Data records >>
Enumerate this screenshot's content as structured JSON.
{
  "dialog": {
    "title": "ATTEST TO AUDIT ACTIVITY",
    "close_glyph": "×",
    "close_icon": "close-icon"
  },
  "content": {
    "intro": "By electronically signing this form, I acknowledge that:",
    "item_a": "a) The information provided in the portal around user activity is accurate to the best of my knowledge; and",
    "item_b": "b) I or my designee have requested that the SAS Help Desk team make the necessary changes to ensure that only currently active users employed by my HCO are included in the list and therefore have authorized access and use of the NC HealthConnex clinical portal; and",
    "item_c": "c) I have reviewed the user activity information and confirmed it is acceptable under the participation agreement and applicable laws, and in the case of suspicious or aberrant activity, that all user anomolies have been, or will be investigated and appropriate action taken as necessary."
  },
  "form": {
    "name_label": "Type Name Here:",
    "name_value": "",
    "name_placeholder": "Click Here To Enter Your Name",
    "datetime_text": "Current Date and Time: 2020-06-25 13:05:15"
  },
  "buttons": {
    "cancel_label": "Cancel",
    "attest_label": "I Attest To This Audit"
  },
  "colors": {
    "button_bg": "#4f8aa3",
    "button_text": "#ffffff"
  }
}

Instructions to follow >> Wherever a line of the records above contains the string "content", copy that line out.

Answer >>
Enumerate this screenshot's content as structured JSON.
  "content": {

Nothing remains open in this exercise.